Imagine how simple it would be to report your findings if all of your new patients came with a USB port. Then all you would have to do is stick in a flash drive and transfer your findings along with the appropriate studies validating your recommendations. Well that day may come but not fast enough to make a difference in your practice right now. If you want more new patients you must take your good patient communication skills and make them great.
The problem with most Report of Findings is that they don’t work. They fail to get results for the patient. Allow me to repeat that statement, “They fail to get results for the patient.” Most reports do not cultivate trust, deliver meaning or move the patient to follow through. Reports too often leave the patient dazed and confused and a confused mind always says no. This has real consequences for both you and your patients. The patient misses the opportunity to get the care they want and you lose the opportunity to serve!
You probably think (hope) that getting a patient to accept your recommendations is pretty straight forward.
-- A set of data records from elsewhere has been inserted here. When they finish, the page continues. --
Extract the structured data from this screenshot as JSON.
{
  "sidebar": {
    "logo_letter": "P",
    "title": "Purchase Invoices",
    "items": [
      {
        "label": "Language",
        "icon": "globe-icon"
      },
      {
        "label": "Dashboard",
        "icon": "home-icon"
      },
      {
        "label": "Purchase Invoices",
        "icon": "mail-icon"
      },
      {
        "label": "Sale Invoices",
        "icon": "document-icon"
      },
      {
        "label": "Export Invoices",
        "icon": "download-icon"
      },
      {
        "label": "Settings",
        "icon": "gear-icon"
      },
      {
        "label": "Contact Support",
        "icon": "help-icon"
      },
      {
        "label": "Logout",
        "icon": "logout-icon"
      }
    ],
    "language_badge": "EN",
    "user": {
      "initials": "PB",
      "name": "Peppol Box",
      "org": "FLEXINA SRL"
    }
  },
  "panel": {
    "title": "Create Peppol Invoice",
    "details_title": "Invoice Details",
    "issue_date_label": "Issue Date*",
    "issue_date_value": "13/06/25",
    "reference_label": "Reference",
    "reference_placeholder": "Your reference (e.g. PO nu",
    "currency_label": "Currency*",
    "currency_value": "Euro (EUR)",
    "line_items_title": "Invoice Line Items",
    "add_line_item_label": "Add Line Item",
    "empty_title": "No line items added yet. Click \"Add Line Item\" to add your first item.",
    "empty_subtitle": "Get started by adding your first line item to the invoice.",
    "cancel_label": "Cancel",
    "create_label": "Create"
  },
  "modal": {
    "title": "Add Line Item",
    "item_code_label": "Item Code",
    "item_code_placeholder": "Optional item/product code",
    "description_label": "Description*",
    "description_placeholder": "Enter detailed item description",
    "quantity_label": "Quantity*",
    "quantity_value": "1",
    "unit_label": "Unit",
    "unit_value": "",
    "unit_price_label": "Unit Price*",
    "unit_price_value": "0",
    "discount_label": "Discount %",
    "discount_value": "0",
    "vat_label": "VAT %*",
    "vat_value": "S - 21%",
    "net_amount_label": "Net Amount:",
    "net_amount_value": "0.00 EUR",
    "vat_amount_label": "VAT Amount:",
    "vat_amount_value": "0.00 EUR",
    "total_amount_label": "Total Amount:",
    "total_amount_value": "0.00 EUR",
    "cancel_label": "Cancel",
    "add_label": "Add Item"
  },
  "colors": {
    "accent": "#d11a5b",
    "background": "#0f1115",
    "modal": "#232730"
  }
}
You gather the history, do the appropriate exams, formulate a plan and boom they start care. And of course the most famous bromide of them all, “They stay, pay and refer.” Too often reports are heavy on facts and light on human touch. Data-dumping does not get the results the patient needs. A doctor-centered report of findings focuses on what the doctor needs to say. A patient-centered approach focuses on what the patient needs to hear, it “relates” to the patient.
Stop reporting your findings and start “Relating Your Findings” using the following three steps.
- Personalize the report
- Give the patient your best recommendation
- Make the decision process easy
Personalize every report.
Begin your presentation with, “As I understand it, the most important thing for you right now is to be able to_____.” Never use dogmatic platitudes like “You need to come for the rest of your life,” or weak avoidance tactics like “If you’re not better after five adjustments then chiropractic won’t work for you.” Both are cookie cutter one size fits all positions.
Make your best recommendation your only recommendation.
Interpret the examination findings then stand firmly upon your clinical opinion, best available evidence and experience to date. This is your point of view; you are the expert. Is it always right? Of course not, but it is the best you can do with what you know right now. Changing your recommendation during the report when you sense resistance is not patient-centered. It is, in fact, doctor-centered and fear driven behavior. Too often the fear of being criticized, or the need to make everyone happy makes us people pleasers not patient leaders.
Make the decision process easy
You must make the decision process easy. Address the patient’s problem in the context of how it is limiting their life. Make the cause of their symptoms tangible. Instead of saying misalignments are caused by toxins, thoughts and trauma, tell them exactly what you think. As an example you could say, “Spinal misalignments can occur as a result of accumulated stress and injuries. In your case I suspect ____.” And make the care plan simple. As an example, “In order to get the results we are both looking for you will need a concentrated course of care over the next ____”
The reality is that patient non-compliance is a source of frustration for all health care providers. Yet chiropractors need to be better because our margin for error is a whole lot less. People always pay for services they value and value the services they pay for. And in today’s stingy economy, chiropractic care needs to be affordable and valued. You can take charge of your practice but only if you take responsibility for your role in patient non-compliance.
Your SIDECAR Team